How to complete this task
The answer must be one number: how many lines in the data below include the string "lượng".

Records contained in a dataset
= = =
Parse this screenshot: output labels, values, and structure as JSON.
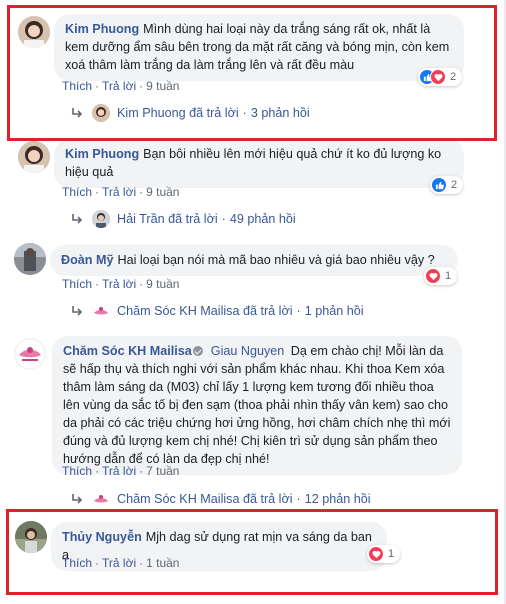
{
  "comments": [
    {
      "author": "Kim Phuong",
      "text": "Mình dùng hai loại này da trắng sáng rất ok, nhất là kem dưỡng ẩm sâu bên trong da mặt rất căng và bóng mịn, còn kem xoá thâm làm trắng da làm trắng lên và rất đều màu",
      "like_label": "Thích",
      "reply_label": "Trả lời",
      "time": "9 tuần",
      "reaction_count": "2",
      "reactions": [
        "like-icon",
        "love-icon"
      ],
      "replies": {
        "author": "Kim Phuong",
        "replied_text": "đã trả lời",
        "count": "3 phản hồi"
      }
    },
    {
      "author": "Kim Phuong",
      "text": "Bạn bôi nhiều lên mới hiệu quả chứ ít ko đủ lượng ko hiệu quả",
      "like_label": "Thích",
      "reply_label": "Trả lời",
      "time": "9 tuần",
      "reaction_count": "2",
      "reactions": [
        "like-icon"
      ],
      "replies": {
        "author": "Hải Trần",
        "replied_text": "đã trả lời",
        "count": "49 phản hồi"
      }
    },
    {
      "author": "Đoàn Mỹ",
      "text": "Hai loại bạn nói mà mã bao nhiêu và giá bao nhiêu vậy ?",
      "like_label": "Thích",
      "reply_label": "Trả lời",
      "time": "9 tuần",
      "reaction_count": "1",
      "reactions": [
        "love-icon"
      ],
      "replies": {
        "author": "Chăm Sóc KH Mailisa",
        "replied_text": "đã trả lời",
        "count": "1 phản hồi"
      }
    },
    {
      "author": "Chăm Sóc KH Mailisa",
      "tagged": "Giau Nguyen",
      "text": "Dạ em chào chị! Mỗi làn da sẽ hấp thụ và thích nghi với sản phẩm khác nhau. Khi thoa Kem xóa thâm làm sáng da (M03) chỉ lấy 1 lượng kem tương đối nhiều thoa lên vùng da sắc tố bị đen sạm (thoa phải nhìn thấy vân kem) sao cho da phải có các triệu chứng hơi ửng hồng, hơi châm chích nhẹ thì mới đúng và đủ lượng kem chị nhé! Chị kiên trì sử dụng sản phẩm theo hướng dẫn để có làn da đẹp chị nhé!",
      "like_label": "Thích",
      "reply_label": "Trả lời",
      "time": "7 tuần",
      "replies": {
        "author": "Chăm Sóc KH Mailisa",
        "replied_text": "đã trả lời",
        "count": "12 phản hồi"
      }
    },
    {
      "author": "Thủy Nguyễn",
      "text": "Mjh dag sử dụng rat mịn va sáng da ban ạ",
      "like_label": "Thích",
      "reply_label": "Trả lời",
      "time": "1 tuần",
      "reaction_count": "1",
      "reactions": [
        "love-icon"
      ]
    }
  ],
  "colors": {
    "link": "#385898",
    "bubble": "#f2f3f5",
    "highlight": "#e0202b",
    "like": "#1877f2",
    "love": "#f33e58"
  }
}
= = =
Solved problem
2